‘War is Health of the State’
Howard Zinn argues that American capitalism, through international rivalry caused by the Great War, caused big breaches between the power of big business and the voice of the working class to determine the stance of participation in the war. Zinn therefore recollects numerous tactics throughout that time, such as the Espionage Act of 1917 which was, “used to imprison Americans who spoke or wrote against the war,” (Zinn, p. 67). Since many individuals did not express their acceptance of supporting the cause of WWI, many were punished or discriminated against for their reluctance to defend. Zinn also disputes the claim that industrialists and political leaders, in regards to affluence, “talked of prosperity as if it were classless,” (Zinn, p. 64). As if prosperity were the only reason to support the war, the American people were more condemned to support rather than oppose if they were to maintain their position in society; they were fighting the rich man’s war whether they liked it or not.
Zinn’s argument implies that the “classless” war was most definitely still a “class” war between industrialists vs. working class Americans. The benefit of the war, profit from labor and support to allied countries, was advantaging the people in power at the time and forcing men to contribute to a ruthless war without opposition without punishment. Given Zinn’s recitals of resistance, trials, and serving time, he argues in favor of the individuals who were under-represented in their rights to freedom of speech and declares the implemented power of authority over the people.

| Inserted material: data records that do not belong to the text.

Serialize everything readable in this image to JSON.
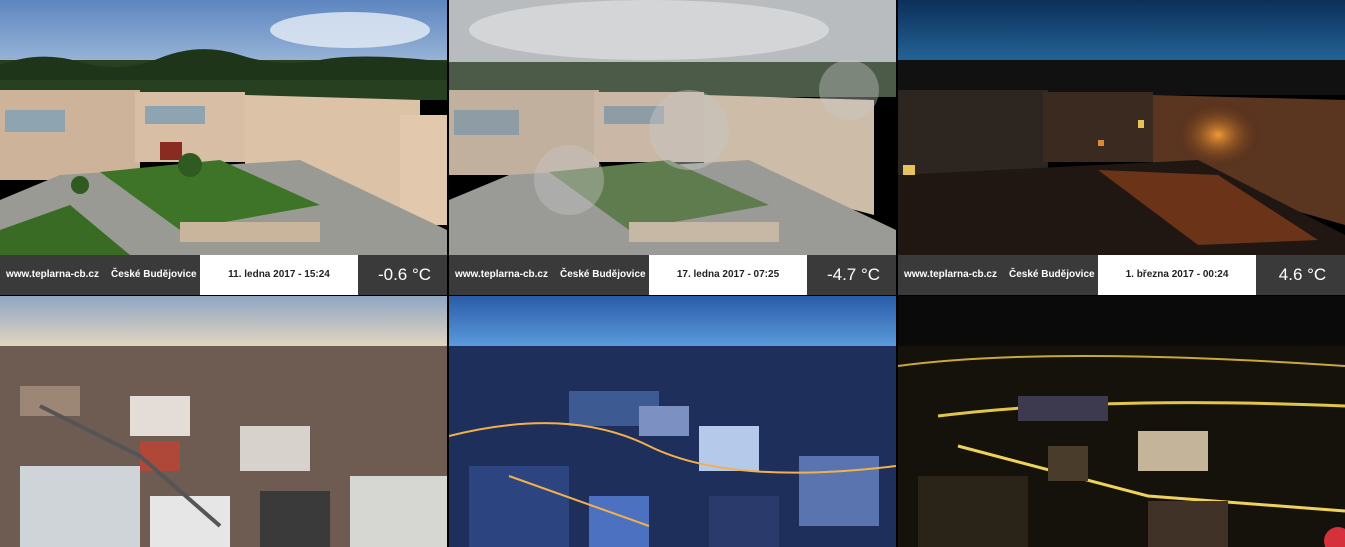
{
  "watermark": {
    "site": "www.teplarna-cb.cz",
    "city": "České Budějovice"
  },
  "panels": [
    {
      "scene": "courtyard-day",
      "date": "11. ledna 2017 - 15:24",
      "temp": "-0.6 °C"
    },
    {
      "scene": "courtyard-fog",
      "date": "17. ledna 2017 - 07:25",
      "temp": "-4.7 °C"
    },
    {
      "scene": "courtyard-night",
      "date": "1. března 2017 - 00:24",
      "temp": "4.6 °C"
    },
    {
      "scene": "city-dusk"
    },
    {
      "scene": "city-blue-hour"
    },
    {
      "scene": "city-night"
    }
  ]
}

Zinn’s reoccurring stories of disagreement concerning the people’s outlook of the war are particularly effective in supporting his argument against industrialism and power during the Great War. Since American’s live in a current society that wholeheartedly backs the freedom of individualism and expressionism, his argument paves a direct path of progress and comparison...
Cited: Zinn, Howard. Chpt 3: "War is the Health of the State" The Twentieth Century of People 's
History. New York: Harper & Row. 61-78.
Please join StudyMode to read the full document